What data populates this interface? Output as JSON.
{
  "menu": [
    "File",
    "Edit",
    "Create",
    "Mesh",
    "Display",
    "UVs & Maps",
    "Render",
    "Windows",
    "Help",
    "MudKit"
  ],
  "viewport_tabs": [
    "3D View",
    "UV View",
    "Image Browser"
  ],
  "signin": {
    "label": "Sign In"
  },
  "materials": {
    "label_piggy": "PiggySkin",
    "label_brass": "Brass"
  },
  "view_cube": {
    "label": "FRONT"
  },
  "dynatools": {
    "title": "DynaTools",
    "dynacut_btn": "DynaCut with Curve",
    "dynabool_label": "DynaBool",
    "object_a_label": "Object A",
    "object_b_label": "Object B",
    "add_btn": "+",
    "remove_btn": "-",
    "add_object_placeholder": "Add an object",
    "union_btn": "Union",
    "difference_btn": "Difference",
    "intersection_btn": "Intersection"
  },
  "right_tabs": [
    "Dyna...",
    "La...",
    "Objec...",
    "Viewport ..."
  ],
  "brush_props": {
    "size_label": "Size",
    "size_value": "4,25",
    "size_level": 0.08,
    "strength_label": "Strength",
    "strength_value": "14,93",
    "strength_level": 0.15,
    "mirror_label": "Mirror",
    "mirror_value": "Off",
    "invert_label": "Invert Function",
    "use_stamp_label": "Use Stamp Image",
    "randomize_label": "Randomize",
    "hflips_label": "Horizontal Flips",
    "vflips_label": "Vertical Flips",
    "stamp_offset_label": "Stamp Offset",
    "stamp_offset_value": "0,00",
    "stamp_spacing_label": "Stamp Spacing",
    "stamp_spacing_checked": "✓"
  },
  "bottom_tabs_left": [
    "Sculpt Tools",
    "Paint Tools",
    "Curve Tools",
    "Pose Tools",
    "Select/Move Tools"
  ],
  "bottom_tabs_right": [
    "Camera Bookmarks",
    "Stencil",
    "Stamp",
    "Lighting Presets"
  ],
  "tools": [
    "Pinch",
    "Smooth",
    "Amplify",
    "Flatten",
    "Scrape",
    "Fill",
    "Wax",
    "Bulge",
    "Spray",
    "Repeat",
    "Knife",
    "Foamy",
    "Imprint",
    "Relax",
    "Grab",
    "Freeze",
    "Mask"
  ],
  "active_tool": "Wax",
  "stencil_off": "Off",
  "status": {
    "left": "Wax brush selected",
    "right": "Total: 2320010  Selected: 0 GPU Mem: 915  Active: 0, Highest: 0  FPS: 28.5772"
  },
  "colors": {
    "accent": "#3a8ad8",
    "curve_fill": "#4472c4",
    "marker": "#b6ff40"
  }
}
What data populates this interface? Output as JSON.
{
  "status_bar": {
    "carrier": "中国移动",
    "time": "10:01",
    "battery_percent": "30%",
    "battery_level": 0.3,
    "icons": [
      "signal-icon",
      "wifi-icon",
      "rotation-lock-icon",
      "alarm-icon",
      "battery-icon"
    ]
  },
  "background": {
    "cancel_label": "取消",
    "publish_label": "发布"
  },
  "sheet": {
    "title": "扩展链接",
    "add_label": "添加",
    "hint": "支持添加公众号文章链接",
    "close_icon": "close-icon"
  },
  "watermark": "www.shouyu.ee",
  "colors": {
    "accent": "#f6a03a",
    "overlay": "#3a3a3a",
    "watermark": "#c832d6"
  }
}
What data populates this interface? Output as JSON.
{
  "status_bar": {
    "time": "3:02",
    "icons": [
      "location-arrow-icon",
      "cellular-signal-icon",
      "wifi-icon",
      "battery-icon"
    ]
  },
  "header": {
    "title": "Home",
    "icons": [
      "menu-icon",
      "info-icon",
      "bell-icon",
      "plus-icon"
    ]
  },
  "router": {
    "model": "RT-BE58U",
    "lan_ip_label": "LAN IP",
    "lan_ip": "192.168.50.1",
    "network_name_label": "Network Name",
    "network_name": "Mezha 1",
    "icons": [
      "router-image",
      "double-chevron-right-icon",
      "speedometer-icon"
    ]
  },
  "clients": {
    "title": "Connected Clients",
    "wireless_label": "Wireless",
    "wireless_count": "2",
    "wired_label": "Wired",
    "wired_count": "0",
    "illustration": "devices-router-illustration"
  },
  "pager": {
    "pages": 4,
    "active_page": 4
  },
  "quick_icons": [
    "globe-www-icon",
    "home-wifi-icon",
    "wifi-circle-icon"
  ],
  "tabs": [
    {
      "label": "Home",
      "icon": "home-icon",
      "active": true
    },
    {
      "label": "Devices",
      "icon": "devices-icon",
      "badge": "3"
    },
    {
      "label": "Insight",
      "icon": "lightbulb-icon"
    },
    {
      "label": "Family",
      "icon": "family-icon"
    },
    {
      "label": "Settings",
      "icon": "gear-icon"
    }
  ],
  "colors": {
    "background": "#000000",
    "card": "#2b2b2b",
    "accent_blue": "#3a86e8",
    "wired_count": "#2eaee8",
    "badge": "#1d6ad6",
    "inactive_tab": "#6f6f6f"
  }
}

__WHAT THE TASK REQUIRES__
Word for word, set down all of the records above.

__RESPONSE BELOW__
What data populates this interface? Output as JSON.
{
  "menu": [
    "File",
    "Edit",
    "Create",
    "Mesh",
    "Display",
    "UVs & Maps",
    "Render",
    "Windows",
    "Help",
    "MudKit"
  ],
  "viewport_tabs": [
    "3D View",
    "UV View",
    "Image Browser"
  ],
  "signin": {
    "label": "Sign In"
  },
  "materials": {
    "label_piggy": "PiggySkin",
    "label_brass": "Brass"
  },
  "view_cube": {
    "label": "FRONT"
  },
  "dynatools": {
    "title": "DynaTools",
    "dynacut_btn": "DynaCut with Curve",
    "dynabool_label": "DynaBool",
    "object_a_label": "Object A",
    "object_b_label": "Object B",
    "add_btn": "+",
    "remove_btn": "-",
    "add_object_placeholder": "Add an object",
    "union_btn": "Union",
    "difference_btn": "Difference",
    "intersection_btn": "Intersection"
  },
  "right_tabs": [
    "Dyna...",
    "La...",
    "Objec...",
    "Viewport ..."
  ],
  "brush_props": {
    "size_label": "Size",
    "size_value": "4,25",
    "size_level": 0.08,
    "strength_label": "Strength",
    "strength_value": "14,93",
    "strength_level": 0.15,
    "mirror_label": "Mirror",
    "mirror_value": "Off",
    "invert_label": "Invert Function",
    "use_stamp_label": "Use Stamp Image",
    "randomize_label": "Randomize",
    "hflips_label": "Horizontal Flips",
    "vflips_label": "Vertical Flips",
    "stamp_offset_label": "Stamp Offset",
    "stamp_offset_value": "0,00",
    "stamp_spacing_label": "Stamp Spacing",
    "stamp_spacing_checked": "✓"
  },
  "bottom_tabs_left": [
    "Sculpt Tools",
    "Paint Tools",
    "Curve Tools",
    "Pose Tools",
    "Select/Move Tools"
  ],
  "bottom_tabs_right": [
    "Camera Bookmarks",
    "Stencil",
    "Stamp",
    "Lighting Presets"
  ],
  "tools": [
    "Pinch",
    "Smooth",
    "Amplify",
    "Flatten",
    "Scrape",
    "Fill",
    "Wax",
    "Bulge",
    "Spray",
    "Repeat",
    "Knife",
    "Foamy",
    "Imprint",
    "Relax",
    "Grab",
    "Freeze",
    "Mask"
  ],
  "active_tool": "Wax",
  "stencil_off": "Off",
  "status": {
    "left": "Wax brush selected",
    "right": "Total: 2320010  Selected: 0 GPU Mem: 915  Active: 0, Highest: 0  FPS: 28.5772"
  },
  "colors": {
    "accent": "#3a8ad8",
    "curve_fill": "#4472c4",
    "marker": "#b6ff40"
  }
}
What data populates this interface? Output as JSON.
{
  "status_bar": {
    "carrier": "中国移动",
    "time": "10:01",
    "battery_percent": "30%",
    "battery_level": 0.3,
    "icons": [
      "signal-icon",
      "wifi-icon",
      "rotation-lock-icon",
      "alarm-icon",
      "battery-icon"
    ]
  },
  "background": {
    "cancel_label": "取消",
    "publish_label": "发布"
  },
  "sheet": {
    "title": "扩展链接",
    "add_label": "添加",
    "hint": "支持添加公众号文章链接",
    "close_icon": "close-icon"
  },
  "watermark": "www.shouyu.ee",
  "colors": {
    "accent": "#f6a03a",
    "overlay": "#3a3a3a",
    "watermark": "#c832d6"
  }
}
What data populates this interface? Output as JSON.
{
  "status_bar": {
    "time": "3:02",
    "icons": [
      "location-arrow-icon",
      "cellular-signal-icon",
      "wifi-icon",
      "battery-icon"
    ]
  },
  "header": {
    "title": "Home",
    "icons": [
      "menu-icon",
      "info-icon",
      "bell-icon",
      "plus-icon"
    ]
  },
  "router": {
    "model": "RT-BE58U",
    "lan_ip_label": "LAN IP",
    "lan_ip": "192.168.50.1",
    "network_name_label": "Network Name",
    "network_name": "Mezha 1",
    "icons": [
      "router-image",
      "double-chevron-right-icon",
      "speedometer-icon"
    ]
  },
  "clients": {
    "title": "Connected Clients",
    "wireless_label": "Wireless",
    "wireless_count": "2",
    "wired_label": "Wired",
    "wired_count": "0",
    "illustration": "devices-router-illustration"
  },
  "pager": {
    "pages": 4,
    "active_page": 4
  },
  "quick_icons": [
    "globe-www-icon",
    "home-wifi-icon",
    "wifi-circle-icon"
  ],
  "tabs": [
    {
      "label": "Home",
      "icon": "home-icon",
      "active": true
    },
    {
      "label": "Devices",
      "icon": "devices-icon",
      "badge": "3"
    },
    {
      "label": "Insight",
      "icon": "lightbulb-icon"
    },
    {
      "label": "Family",
      "icon": "family-icon"
    },
    {
      "label": "Settings",
      "icon": "gear-icon"
    }
  ],
  "colors": {
    "background": "#000000",
    "card": "#2b2b2b",
    "accent_blue": "#3a86e8",
    "wired_count": "#2eaee8",
    "badge": "#1d6ad6",
    "inactive_tab": "#6f6f6f"
  }
}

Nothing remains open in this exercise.